After a few sessions with my men, what I discovered was that my purpose was far greater than to provide career education.
Whether their offenses were public urination, sexting, consensually dating a younger teen, or one of the more serious crimes we usually associate with sexual offense, almost all of the men I have worked with express a similar need – to heal from the traumas they had experienced and never worked through.
To see themselves as more than the label “sex offender.” To reclaim their dignity. To have hope for their future.
My men are hungry to be seen as human beings. And to have the opportunity to live as one.
Being a conduit for my men’s healing – and as Christina would say, opening up the possibility for them to receive a second first – has been the greatest gift in my life. It has taught me how to forgive…everyone in my life for everything. I have learned how to forgive myself…for demonizing other people and for allowing those I have demonized to maintain power over me in the stories I choose to tell.
Anita Moorjani, author of the new book Dying to Be Me, perhaps best summarizes the critical reframe I’ve made. “I think that we turn to destruction only when we’ve lost our way and drifted far from knowing the truth of who we really are. Criminals have lost their center, and they’re doing to others is actually a reflection of how they feel inside about themselves. We like to think of perpetrators and victims as “them” and “us,” but there is no “them.” It’s all us!”
My work with sex offenders, and the lessons I have learned through it, is no doubt the catalyst for a period of tremendous growth in my career.
I recently launched a new platform, Step Into Your Moxie, to empower women to find their voice, speak with confidence and competence, and use their life and work to create big time positive social impact.
I am tickled beyond words to be joined by Christina and a host of other brilliant coaches and speakers in New York City this summer for my first Moxie Camp. From June 29-July 1, 2012, women who similarly feel called to find solutions to our world’s biggest problems will come together for a weekend where they will get up on their feet, share their vision and voice, receive hands-on coaching, and get comfortable in their power so that they can have the mindset, skills, behaviors, and relationships to build a movement around their ideas and leave the legacy they were put here to make.
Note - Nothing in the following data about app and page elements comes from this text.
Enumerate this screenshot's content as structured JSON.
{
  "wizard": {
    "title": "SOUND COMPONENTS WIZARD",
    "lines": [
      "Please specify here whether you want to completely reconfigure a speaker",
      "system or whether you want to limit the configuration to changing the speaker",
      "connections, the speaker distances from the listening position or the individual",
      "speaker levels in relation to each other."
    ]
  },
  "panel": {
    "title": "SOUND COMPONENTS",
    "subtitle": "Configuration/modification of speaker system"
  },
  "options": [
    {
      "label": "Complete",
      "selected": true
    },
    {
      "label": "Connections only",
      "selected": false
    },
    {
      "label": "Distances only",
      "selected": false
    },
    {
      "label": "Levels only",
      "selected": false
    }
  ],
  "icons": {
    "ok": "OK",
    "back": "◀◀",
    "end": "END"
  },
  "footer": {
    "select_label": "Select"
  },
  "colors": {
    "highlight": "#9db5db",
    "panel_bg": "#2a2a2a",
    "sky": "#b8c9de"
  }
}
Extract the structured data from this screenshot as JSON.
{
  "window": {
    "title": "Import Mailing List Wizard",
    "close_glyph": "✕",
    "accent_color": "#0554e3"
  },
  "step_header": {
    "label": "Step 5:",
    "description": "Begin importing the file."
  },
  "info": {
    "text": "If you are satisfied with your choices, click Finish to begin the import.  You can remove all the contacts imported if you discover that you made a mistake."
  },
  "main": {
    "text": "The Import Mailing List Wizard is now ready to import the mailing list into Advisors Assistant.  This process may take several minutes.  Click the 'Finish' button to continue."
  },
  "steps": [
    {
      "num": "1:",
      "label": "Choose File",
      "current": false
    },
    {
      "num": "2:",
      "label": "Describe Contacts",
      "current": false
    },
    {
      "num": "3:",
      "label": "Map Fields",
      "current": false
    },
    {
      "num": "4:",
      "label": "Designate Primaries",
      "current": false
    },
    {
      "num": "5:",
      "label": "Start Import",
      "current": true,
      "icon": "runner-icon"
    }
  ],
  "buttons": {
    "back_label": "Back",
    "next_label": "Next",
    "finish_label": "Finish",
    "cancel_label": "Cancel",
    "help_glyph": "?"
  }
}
If this feels like the next step in your journey, I hope you will join us.
With all my love and light,
About the author
Alexia Vernon helps individuals and organizations make heart-centered, high-impact communication and public speaking a way of being. She is the creator of Moxie Camp, a weekend experience for female changemakers, and just released her second book, 90 Days 90 Ways: Onboard Young Professionals to Peak Performance. She has shared her advice with such media as CNN, NBC, the Wall Street Journal, FOX Business News, CBS MoneyWatch, Forbes.com, and Mint.com. To learn more about Alexia and receive her 7 Biggest Obstacles to Success and the Sinfully Simple Formula to Shift Them Into Opportunities, visit AlexiaVernon.com. You can also follow Alexia on Twitter and connect on Facebook